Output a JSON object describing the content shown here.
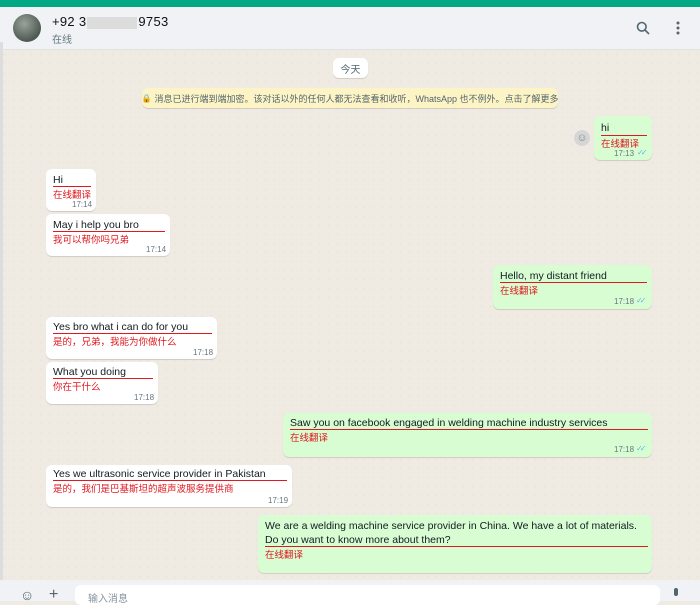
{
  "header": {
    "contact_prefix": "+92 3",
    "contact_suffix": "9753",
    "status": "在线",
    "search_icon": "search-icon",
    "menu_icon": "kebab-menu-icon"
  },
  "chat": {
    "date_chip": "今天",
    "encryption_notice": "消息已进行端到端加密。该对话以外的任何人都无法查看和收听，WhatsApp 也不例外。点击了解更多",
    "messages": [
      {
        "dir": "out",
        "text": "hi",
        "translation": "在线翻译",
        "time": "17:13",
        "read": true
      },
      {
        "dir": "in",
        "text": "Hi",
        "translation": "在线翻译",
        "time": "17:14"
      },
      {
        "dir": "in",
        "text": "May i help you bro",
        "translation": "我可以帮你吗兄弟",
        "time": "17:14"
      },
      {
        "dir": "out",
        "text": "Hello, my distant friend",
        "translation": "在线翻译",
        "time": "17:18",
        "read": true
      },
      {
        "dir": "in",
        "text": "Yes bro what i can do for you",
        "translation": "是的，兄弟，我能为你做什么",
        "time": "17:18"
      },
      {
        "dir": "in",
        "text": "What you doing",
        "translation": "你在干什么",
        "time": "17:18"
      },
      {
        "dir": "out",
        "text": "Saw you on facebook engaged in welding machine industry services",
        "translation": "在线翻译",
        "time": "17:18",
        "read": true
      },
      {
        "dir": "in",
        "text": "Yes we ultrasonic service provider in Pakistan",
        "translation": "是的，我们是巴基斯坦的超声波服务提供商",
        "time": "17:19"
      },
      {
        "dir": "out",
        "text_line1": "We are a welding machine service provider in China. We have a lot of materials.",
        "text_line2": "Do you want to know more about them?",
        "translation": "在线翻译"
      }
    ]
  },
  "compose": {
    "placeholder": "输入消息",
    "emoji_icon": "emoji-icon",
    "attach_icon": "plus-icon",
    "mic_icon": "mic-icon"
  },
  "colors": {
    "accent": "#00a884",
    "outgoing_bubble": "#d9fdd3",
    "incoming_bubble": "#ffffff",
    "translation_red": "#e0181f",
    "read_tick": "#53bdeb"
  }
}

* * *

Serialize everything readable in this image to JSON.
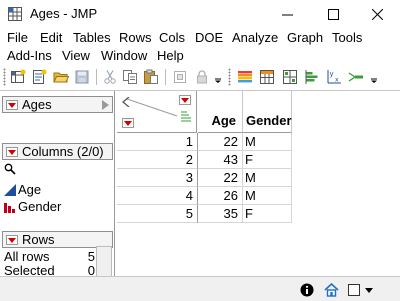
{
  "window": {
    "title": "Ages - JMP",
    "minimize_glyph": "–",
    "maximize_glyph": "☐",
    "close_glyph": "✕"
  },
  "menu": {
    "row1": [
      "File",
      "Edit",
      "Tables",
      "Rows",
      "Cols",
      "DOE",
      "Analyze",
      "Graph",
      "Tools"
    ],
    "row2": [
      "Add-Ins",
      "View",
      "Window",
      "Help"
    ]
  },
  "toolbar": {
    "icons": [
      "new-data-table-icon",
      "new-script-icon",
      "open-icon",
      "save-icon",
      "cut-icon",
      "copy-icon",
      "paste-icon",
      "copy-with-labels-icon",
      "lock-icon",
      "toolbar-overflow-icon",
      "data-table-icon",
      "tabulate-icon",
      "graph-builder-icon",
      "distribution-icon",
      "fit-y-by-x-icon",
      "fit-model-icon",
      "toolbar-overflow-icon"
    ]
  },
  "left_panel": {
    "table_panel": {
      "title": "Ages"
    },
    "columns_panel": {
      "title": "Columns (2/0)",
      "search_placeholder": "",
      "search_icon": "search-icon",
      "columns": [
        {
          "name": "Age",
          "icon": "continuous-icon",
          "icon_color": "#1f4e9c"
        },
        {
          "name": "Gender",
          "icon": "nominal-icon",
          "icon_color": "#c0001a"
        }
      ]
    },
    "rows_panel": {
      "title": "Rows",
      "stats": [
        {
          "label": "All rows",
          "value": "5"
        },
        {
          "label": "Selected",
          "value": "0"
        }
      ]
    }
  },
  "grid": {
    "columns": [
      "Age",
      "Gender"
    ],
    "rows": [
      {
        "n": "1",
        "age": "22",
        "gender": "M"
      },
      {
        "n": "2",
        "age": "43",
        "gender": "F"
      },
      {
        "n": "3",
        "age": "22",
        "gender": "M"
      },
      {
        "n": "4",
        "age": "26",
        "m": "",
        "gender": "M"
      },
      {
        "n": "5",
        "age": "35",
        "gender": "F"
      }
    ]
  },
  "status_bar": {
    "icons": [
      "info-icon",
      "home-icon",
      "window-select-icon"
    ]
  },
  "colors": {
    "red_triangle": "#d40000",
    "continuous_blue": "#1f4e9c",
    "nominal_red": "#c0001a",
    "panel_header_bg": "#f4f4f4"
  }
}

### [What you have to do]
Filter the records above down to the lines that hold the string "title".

### [Solved exercise]
    "title": "Ages - JMP",
      "title": "Ages"
      "title": "Columns (2/0)",
      "title": "Rows",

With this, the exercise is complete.